How to quickly demonstrate credibility to your buyer on a sales call
Transform your questions with this template
Top sales leaders know that establishing credibility with your buyer is the key to having a shot at winning their business.
In the past it was easy to let your product do the talking but with so many vendors now in every vertical all selling similar solutions, it’s getting harder and harder for buyers to tell the difference between you and your competitors.
What’s more, today’s buyers are compelled to talk to multiple vendors in order to show their colleagues that they’ve done enough research, which makes them eager to narrow down the field as quickly as possible, usually after the first meeting.
To make the cut, today’s vendors need to rely more on their salespeople to separate themselves from the competition in that the first meeting. A very effective way to achieve this is by adding context to your discovery questions to demonstrate your credibility.
The 3 problems with traditional open-ended questions
Salespeople have long been trained to ask open-ended questions, such as “what challenges do you have with your current solution?”, or “how are you measuring success?”, because open-ended questions are a proven way to get buyers talking and sharing their problems.
However, when it comes to demonstrating credibility, traditional open-ended questions fall short in 3 areas:
They don’t guide the conversation towards solvable problems.
They don’t demonstrate your expertise in the problem area.
They don’t show that you have solved the problem for other customers.
What’s more, if asked in the wrong tone, a series of open-ended questions can feel more like an interrogation than a conversation and simply turn off the buyer.
How to use context to demonstrate credibility
The good news is all 3 of these issues can be avoided by adding context to your open-ended questions.
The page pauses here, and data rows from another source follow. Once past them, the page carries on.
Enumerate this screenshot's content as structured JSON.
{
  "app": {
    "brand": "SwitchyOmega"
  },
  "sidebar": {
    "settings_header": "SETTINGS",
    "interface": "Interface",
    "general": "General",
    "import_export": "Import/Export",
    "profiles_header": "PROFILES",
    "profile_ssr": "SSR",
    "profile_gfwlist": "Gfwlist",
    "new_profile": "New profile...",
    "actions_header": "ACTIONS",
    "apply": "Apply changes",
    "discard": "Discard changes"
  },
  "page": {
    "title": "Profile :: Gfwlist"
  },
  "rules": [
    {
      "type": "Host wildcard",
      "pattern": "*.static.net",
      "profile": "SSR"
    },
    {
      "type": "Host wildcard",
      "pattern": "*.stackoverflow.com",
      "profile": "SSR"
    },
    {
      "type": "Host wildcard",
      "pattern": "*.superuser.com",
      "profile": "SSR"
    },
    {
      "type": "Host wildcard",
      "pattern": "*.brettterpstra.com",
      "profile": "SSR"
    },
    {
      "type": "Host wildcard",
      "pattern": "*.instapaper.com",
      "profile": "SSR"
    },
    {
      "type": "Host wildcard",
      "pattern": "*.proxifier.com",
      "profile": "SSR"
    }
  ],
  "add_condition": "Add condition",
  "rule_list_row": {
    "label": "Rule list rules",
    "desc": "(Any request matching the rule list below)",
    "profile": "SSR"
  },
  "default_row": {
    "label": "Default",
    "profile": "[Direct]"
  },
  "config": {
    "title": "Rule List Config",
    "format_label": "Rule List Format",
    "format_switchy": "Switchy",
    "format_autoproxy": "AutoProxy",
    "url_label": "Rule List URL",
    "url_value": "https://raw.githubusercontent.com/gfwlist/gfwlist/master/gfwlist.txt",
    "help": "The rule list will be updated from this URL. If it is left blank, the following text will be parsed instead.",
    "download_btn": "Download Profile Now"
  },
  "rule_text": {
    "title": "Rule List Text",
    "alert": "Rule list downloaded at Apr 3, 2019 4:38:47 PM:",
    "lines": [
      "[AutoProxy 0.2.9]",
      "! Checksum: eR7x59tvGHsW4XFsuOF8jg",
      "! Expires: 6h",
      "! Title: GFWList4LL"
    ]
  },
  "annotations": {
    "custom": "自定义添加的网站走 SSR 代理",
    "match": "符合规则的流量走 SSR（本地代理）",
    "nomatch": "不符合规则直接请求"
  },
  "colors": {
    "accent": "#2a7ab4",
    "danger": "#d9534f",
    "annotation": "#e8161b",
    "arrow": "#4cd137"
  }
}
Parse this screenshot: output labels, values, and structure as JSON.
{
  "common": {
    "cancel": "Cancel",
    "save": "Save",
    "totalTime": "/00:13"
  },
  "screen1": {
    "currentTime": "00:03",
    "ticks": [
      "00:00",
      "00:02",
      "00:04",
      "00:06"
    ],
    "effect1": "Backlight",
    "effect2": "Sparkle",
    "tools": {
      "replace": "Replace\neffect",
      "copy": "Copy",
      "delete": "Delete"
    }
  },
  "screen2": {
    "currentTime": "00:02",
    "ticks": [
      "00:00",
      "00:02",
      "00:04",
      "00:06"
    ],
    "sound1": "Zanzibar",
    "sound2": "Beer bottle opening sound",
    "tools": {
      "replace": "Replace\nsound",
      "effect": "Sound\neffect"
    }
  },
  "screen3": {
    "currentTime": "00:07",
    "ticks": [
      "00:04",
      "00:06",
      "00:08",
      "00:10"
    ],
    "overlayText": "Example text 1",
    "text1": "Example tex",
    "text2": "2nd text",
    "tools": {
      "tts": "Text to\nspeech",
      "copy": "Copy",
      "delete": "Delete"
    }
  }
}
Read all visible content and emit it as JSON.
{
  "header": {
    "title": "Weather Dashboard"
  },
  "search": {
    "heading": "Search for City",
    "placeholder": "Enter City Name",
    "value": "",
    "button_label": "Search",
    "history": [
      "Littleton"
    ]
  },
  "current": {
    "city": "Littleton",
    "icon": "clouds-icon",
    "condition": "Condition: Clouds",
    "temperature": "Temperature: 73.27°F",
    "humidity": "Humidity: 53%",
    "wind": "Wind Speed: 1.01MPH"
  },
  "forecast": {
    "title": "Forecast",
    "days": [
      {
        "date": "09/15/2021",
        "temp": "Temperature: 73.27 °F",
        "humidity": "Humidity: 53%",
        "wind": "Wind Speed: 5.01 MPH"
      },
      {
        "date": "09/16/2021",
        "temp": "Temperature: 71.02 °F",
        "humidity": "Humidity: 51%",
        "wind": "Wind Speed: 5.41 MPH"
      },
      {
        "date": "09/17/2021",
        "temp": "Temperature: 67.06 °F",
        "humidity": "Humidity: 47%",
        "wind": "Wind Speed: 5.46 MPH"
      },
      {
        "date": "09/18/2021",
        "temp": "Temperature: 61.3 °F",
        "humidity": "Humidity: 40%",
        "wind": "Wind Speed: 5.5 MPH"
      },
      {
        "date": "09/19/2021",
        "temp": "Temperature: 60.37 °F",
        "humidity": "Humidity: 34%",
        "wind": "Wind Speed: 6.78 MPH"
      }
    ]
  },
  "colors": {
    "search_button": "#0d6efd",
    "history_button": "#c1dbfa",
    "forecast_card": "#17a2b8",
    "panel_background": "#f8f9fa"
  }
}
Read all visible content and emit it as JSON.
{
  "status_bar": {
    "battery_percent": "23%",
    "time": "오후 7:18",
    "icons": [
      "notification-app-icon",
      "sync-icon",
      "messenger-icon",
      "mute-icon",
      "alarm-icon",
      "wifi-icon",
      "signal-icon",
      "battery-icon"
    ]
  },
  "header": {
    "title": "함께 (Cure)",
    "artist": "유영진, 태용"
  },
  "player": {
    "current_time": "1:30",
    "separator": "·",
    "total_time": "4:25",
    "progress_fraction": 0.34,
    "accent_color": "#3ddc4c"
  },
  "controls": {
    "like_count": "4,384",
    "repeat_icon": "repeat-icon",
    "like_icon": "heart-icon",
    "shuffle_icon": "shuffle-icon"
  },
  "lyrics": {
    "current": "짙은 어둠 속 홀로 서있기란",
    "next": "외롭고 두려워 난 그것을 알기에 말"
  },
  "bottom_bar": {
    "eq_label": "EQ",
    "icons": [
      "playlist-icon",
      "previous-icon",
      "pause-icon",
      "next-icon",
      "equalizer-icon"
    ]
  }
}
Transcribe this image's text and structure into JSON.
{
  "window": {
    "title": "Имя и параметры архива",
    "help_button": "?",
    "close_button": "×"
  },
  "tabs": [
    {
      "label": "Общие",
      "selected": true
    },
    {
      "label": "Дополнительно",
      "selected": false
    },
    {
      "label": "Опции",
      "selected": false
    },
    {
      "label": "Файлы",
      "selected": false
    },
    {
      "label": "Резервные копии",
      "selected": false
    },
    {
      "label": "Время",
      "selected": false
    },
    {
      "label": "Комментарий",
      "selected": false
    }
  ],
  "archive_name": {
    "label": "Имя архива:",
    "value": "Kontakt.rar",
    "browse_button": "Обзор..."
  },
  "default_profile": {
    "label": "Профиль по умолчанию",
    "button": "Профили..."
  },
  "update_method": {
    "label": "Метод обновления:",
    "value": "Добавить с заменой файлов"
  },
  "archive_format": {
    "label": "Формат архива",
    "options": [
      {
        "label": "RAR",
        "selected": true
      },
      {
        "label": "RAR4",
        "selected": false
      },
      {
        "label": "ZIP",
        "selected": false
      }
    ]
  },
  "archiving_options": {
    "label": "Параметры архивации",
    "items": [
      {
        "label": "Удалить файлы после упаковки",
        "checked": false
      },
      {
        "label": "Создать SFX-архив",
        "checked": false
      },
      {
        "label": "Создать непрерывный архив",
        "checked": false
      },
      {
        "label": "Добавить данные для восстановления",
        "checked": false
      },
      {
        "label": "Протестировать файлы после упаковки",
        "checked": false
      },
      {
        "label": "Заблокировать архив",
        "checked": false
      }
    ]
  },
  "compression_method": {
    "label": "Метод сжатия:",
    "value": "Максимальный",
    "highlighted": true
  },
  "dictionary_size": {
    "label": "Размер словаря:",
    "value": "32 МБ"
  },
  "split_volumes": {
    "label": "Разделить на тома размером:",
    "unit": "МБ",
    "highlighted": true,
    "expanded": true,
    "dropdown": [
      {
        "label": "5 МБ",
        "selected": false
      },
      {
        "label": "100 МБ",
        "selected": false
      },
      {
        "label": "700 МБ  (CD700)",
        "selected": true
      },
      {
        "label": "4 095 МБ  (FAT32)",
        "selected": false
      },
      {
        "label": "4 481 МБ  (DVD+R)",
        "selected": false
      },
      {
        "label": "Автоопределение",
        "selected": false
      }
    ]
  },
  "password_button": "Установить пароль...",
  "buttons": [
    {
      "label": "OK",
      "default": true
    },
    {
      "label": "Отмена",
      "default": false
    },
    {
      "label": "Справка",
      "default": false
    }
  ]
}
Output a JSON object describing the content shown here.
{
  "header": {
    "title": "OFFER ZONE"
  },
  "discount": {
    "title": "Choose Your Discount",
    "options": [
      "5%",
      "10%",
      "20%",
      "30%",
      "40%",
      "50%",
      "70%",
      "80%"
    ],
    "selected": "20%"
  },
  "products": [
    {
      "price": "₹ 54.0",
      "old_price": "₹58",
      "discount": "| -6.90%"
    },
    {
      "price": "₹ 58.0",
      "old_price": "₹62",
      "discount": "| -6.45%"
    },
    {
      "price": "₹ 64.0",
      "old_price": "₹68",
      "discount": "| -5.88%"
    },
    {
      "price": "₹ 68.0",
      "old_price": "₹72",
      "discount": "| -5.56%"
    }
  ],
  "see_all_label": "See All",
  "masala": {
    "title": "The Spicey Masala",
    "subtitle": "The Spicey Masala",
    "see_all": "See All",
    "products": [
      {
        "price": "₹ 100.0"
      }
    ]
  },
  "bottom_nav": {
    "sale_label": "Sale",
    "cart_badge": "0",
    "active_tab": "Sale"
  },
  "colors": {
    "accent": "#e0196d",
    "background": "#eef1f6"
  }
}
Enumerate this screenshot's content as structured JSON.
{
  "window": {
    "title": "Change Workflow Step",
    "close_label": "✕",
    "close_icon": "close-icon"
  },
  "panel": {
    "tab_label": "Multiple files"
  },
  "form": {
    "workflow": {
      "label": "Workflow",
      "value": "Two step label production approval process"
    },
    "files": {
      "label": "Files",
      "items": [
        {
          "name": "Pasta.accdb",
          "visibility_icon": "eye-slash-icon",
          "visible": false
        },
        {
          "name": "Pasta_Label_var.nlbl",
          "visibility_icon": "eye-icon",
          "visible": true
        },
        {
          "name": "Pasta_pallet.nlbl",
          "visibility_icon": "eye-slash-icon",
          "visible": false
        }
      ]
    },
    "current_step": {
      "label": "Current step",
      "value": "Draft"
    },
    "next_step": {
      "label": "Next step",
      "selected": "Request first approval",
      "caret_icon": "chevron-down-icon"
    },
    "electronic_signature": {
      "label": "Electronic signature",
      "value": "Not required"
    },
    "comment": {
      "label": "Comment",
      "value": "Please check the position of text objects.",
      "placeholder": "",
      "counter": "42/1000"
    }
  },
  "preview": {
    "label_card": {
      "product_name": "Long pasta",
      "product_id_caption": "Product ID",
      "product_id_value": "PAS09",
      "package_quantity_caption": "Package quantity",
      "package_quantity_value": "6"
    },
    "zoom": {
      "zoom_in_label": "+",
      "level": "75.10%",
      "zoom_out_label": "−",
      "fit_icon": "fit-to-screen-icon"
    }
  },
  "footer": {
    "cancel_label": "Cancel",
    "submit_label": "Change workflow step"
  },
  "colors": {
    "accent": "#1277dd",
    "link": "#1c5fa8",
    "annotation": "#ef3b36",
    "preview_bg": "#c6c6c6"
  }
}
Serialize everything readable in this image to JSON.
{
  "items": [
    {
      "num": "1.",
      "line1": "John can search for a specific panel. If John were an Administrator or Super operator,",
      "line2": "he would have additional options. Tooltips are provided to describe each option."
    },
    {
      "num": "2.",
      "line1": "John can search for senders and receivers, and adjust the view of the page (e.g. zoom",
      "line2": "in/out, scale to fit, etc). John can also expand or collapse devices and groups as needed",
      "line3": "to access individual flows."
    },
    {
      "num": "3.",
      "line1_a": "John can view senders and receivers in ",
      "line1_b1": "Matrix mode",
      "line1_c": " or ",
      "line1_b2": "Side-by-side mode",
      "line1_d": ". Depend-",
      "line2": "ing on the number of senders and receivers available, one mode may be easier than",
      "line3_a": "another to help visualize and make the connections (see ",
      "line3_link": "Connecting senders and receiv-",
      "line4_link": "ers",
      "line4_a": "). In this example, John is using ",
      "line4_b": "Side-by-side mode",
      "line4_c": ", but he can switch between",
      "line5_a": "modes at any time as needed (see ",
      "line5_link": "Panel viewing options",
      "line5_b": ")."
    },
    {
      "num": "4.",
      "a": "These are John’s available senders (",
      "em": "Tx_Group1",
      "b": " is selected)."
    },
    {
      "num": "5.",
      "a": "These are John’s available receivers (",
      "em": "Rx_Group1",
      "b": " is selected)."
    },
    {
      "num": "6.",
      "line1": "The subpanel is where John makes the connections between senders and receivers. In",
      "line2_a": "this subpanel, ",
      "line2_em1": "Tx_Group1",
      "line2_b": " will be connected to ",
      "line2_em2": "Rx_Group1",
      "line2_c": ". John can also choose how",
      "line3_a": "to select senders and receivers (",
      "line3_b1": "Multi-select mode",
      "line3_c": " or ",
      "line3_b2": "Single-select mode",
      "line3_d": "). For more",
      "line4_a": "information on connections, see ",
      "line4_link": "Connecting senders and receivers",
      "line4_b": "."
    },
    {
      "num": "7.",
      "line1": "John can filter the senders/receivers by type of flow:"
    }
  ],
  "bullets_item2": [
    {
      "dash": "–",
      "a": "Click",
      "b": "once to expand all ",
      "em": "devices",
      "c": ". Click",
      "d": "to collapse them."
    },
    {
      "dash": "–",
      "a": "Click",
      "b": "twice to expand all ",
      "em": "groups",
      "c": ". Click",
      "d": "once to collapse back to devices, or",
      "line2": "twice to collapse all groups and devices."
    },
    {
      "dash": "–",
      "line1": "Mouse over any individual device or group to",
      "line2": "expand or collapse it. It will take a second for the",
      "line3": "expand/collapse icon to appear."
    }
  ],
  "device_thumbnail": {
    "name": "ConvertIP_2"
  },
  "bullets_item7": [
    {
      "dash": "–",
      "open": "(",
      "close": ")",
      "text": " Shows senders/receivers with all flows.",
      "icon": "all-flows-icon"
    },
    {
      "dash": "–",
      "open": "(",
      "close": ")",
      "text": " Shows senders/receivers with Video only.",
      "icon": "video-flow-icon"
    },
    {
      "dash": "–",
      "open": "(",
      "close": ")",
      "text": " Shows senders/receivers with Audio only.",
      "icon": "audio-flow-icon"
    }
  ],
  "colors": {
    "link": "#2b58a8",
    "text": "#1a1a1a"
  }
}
As a salesperson, your superpower is your expertise in solving a defined set of problems for your customers and it is this expertise that gives you the context to guide your buyers through the buying process.
Consider the traditional open-ended question AE’s use to uncover buyer pain points:
“What challenges do you have with your current solution?”
Add in the context of your known pain points with the buyer’s current solution and the question becomes:
“Customers who moved over from <current solution> told us that <pain point 1> and <pain point 2> were their biggest challenges. How does that compare to your experience?”
In one question you have guided the conversation towards solvable problems by referencing the known pain points with the buyer’s current solution, demonstrated your expertise in the problem area by focusing on the known pain points and shown you have solved the problem for other customers, by referencing other customers.
As another example, consider the traditional open-ended question to uncover buyer KPIs:
“How are you measuring success?”
Add in the context of the key metric that your exec sponsor customers typically look to move and by how much they typically look to move it transforms the question into:
“Most of the <exec sponsor>s we talk to are looking for a solution like this to move <key metrics> by <average impact to metric>. How does that compare to what you are aiming for?”
In a single question you have guided your buyer towards the metric that your product moves, demonstrating your expertise in the problem area and framed what success looks like for similar customers, demonstrating you have solved the problem for similar customers.
Get the template to add context to any question
You can follow a similar approach to transform any traditional open-ended question, for example any of the following:
“What’s the next step on your end?”
“What’s your budget for this project?”
“Who else is involved in making the decision?”
“When do you need a solution to be in place?”
“How are you measuring success?”
“What challenges do you have with your current situation?”
Here are the templates to transform each of these questions: